Given data
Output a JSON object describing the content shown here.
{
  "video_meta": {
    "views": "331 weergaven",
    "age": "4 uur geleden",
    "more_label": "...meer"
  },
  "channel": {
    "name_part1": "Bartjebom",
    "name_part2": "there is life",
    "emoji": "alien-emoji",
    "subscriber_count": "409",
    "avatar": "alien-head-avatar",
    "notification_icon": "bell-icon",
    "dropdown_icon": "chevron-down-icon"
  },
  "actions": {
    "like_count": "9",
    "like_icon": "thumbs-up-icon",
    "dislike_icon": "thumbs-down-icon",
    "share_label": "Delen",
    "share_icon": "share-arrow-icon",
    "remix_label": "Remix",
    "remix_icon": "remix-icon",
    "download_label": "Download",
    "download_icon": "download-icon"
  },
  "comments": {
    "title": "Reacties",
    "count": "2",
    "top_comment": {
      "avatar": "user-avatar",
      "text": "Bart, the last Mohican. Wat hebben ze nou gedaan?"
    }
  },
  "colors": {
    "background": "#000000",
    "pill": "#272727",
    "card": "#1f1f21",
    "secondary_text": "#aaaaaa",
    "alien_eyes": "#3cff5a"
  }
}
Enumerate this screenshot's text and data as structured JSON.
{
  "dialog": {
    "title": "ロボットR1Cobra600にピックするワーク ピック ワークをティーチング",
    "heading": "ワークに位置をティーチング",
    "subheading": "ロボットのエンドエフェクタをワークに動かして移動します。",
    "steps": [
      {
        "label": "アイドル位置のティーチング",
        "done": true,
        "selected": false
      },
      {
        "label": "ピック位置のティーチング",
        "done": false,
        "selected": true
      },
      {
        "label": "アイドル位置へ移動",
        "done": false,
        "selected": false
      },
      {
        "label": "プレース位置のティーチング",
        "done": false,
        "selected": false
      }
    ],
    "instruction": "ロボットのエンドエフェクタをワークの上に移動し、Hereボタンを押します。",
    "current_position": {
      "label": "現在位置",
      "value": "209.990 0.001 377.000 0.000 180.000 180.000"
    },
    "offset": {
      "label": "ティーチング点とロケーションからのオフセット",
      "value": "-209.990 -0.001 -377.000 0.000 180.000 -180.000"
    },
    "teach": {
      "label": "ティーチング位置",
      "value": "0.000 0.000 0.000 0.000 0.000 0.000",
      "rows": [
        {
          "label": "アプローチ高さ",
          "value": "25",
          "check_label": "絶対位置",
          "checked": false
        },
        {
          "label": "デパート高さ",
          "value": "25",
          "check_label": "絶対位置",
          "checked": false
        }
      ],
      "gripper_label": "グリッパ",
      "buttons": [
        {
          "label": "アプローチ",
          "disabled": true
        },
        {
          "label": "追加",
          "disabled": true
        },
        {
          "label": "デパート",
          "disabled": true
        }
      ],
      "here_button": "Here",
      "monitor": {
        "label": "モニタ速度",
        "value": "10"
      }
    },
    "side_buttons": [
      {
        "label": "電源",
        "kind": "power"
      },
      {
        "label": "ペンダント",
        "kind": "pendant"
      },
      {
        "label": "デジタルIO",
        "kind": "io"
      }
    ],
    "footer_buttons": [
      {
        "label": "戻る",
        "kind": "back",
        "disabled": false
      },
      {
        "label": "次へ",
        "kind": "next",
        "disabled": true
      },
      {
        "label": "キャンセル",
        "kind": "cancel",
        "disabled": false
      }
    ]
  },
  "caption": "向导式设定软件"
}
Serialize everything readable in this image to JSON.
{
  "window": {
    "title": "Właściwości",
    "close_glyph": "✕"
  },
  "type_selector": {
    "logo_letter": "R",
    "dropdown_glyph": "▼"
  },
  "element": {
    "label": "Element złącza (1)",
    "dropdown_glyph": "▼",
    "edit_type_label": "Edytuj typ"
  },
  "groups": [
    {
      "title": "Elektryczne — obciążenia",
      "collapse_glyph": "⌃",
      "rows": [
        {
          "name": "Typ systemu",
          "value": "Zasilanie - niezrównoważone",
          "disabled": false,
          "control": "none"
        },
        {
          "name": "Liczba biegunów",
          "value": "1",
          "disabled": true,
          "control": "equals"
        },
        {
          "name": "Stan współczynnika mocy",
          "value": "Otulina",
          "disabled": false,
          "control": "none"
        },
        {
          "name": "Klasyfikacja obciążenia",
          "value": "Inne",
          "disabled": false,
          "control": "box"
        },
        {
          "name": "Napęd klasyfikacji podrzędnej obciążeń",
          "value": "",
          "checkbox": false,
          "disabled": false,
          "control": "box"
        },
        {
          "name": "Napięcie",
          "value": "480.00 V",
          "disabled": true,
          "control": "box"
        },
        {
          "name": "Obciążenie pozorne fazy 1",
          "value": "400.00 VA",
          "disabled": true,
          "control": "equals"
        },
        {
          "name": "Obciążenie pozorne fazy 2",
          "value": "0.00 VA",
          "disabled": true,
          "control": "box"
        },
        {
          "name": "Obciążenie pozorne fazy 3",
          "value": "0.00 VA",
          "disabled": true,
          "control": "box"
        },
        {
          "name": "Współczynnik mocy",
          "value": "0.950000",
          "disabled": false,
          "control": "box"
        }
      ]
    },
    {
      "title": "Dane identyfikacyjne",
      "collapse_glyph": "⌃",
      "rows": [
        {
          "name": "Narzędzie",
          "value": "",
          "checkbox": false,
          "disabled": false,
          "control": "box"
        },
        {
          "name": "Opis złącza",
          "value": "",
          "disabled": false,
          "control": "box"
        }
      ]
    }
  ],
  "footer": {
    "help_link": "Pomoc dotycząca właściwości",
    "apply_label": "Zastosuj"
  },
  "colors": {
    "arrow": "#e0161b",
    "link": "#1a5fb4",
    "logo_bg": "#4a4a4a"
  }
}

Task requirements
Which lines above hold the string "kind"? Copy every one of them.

Response to this exercise
        "kind": "power"
        "kind": "pendant"
        "kind": "io"
        "kind": "back",
        "kind": "next",
        "kind": "cancel",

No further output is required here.